From the entries below, pull out each line where "pattern" appears.

Source records

╔══

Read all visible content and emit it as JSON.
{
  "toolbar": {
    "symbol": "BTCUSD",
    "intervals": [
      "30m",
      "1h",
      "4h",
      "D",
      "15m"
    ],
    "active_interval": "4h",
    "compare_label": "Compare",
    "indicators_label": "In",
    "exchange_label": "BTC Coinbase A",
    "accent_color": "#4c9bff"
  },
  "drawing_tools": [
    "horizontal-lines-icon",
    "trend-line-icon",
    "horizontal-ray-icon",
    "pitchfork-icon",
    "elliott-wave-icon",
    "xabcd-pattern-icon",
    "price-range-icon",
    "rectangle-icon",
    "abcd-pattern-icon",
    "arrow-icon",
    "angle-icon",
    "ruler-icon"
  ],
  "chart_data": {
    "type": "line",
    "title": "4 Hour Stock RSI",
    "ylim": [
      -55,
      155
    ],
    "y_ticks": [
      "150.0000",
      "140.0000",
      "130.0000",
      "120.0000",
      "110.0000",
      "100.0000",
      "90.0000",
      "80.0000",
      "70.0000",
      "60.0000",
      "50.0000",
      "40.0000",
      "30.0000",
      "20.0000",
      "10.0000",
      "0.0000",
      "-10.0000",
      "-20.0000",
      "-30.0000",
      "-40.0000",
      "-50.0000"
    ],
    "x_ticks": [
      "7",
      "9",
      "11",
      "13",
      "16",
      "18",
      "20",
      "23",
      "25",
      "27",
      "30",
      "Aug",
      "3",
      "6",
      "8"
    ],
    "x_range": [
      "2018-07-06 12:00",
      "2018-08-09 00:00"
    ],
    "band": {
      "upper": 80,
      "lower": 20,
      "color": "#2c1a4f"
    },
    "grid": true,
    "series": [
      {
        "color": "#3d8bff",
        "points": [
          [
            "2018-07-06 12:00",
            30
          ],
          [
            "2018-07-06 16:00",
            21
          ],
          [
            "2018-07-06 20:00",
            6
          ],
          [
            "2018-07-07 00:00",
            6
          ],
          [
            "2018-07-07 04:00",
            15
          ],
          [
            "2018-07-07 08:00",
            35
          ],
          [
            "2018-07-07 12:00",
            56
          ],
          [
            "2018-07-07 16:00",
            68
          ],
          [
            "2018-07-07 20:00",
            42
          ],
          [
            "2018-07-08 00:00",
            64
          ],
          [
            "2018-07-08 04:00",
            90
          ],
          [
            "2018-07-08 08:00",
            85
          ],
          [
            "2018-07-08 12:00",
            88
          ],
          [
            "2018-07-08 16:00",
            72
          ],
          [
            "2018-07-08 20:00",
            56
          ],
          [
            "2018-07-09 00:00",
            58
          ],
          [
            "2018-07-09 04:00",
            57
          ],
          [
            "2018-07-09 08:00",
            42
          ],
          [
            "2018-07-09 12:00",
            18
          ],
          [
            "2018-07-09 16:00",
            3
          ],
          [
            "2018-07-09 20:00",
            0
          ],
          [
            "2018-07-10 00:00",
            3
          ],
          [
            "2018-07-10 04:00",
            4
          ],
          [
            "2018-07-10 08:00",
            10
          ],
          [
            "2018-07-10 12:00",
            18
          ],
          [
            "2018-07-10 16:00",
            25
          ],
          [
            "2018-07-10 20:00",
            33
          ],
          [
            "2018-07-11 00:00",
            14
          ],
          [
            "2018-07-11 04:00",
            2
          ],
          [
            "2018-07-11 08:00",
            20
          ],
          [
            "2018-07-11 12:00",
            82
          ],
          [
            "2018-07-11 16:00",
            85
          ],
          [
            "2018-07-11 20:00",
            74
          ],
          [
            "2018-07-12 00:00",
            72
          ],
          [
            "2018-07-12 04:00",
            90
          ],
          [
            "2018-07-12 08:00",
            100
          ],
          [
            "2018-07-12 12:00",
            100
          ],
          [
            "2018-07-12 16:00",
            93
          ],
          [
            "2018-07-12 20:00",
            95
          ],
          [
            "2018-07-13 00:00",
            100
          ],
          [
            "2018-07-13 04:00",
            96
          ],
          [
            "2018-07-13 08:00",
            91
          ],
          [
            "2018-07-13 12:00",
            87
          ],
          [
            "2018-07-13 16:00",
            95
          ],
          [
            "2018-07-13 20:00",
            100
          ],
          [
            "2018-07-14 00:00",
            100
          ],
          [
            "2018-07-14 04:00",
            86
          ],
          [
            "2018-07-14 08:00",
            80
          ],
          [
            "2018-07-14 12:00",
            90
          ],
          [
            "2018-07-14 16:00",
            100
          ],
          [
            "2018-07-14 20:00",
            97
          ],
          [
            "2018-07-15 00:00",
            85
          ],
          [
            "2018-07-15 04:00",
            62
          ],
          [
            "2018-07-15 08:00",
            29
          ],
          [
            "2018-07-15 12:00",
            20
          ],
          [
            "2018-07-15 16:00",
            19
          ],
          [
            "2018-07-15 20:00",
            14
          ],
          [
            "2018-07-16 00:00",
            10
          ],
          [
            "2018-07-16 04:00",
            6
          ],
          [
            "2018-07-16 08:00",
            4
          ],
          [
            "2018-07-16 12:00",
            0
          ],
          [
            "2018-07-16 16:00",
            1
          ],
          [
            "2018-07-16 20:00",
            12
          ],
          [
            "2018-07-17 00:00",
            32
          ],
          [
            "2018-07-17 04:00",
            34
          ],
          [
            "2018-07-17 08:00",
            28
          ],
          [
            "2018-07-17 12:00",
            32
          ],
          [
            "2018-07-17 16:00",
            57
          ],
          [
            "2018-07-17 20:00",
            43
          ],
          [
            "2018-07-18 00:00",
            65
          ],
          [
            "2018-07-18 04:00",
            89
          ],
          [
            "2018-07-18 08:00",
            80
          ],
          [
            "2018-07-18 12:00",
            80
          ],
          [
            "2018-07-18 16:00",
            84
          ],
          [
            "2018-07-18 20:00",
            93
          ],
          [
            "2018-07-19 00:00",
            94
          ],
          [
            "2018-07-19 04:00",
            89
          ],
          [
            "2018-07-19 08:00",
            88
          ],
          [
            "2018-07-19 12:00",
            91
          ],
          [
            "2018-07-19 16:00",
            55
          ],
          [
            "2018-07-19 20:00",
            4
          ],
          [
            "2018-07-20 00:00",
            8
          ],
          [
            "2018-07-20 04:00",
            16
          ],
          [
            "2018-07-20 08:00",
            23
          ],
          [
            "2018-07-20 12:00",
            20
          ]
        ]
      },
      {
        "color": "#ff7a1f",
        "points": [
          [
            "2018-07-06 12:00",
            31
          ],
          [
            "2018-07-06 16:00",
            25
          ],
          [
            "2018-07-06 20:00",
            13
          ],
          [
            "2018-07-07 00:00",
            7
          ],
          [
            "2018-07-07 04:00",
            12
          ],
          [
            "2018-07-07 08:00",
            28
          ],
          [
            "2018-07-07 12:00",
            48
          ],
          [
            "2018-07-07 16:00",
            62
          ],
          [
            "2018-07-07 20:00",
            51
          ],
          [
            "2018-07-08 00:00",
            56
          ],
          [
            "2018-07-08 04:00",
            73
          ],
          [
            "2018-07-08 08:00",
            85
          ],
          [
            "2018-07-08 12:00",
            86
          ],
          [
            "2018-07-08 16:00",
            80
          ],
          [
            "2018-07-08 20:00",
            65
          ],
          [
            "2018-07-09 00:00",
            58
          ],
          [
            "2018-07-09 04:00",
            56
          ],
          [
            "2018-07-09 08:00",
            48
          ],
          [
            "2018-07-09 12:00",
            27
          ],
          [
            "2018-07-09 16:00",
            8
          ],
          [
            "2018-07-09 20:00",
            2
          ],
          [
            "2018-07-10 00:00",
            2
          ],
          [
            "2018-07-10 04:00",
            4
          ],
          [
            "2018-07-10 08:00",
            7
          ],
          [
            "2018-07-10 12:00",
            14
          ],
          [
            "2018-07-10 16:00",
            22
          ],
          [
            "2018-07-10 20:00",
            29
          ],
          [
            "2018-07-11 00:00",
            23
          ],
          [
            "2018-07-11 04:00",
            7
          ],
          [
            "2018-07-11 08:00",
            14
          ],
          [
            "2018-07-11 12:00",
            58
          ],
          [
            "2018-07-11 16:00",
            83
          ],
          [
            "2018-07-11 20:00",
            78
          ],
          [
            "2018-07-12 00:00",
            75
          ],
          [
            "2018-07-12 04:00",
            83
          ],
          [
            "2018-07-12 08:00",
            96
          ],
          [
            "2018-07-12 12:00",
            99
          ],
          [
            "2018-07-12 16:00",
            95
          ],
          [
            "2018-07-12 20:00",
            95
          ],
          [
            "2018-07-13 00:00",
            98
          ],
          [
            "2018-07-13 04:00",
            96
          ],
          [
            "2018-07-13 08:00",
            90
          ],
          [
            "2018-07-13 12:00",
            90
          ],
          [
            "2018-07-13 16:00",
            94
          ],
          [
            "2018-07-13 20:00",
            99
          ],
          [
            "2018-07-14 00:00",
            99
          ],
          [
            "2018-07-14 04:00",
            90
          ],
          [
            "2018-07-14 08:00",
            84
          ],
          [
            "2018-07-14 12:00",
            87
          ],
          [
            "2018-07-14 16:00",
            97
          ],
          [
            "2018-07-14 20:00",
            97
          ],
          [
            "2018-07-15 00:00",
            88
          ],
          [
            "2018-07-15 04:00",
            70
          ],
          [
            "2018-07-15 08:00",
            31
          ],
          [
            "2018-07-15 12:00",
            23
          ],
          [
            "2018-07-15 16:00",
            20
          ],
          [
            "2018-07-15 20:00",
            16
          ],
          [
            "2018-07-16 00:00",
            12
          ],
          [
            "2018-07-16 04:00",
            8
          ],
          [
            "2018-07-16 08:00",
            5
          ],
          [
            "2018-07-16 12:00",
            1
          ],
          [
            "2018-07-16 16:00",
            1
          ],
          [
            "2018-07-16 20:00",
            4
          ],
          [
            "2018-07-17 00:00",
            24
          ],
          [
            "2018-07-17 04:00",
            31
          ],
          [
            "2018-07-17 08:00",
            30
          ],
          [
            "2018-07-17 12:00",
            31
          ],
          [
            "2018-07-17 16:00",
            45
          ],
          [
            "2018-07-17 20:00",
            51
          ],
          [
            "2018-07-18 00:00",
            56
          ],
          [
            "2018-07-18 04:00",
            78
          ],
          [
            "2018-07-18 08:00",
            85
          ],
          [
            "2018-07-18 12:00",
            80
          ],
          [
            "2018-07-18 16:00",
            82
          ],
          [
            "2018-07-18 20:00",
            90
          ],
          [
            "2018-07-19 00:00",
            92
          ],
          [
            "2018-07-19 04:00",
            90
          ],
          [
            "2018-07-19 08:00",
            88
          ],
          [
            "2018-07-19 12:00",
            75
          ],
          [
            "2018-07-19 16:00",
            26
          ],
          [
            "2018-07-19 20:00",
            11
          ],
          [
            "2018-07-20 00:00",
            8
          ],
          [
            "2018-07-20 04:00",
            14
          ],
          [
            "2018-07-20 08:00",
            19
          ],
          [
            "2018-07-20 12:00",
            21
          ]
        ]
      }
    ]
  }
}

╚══

### [Solution for this problem]
    "xabcd-pattern-icon",
    "abcd-pattern-icon",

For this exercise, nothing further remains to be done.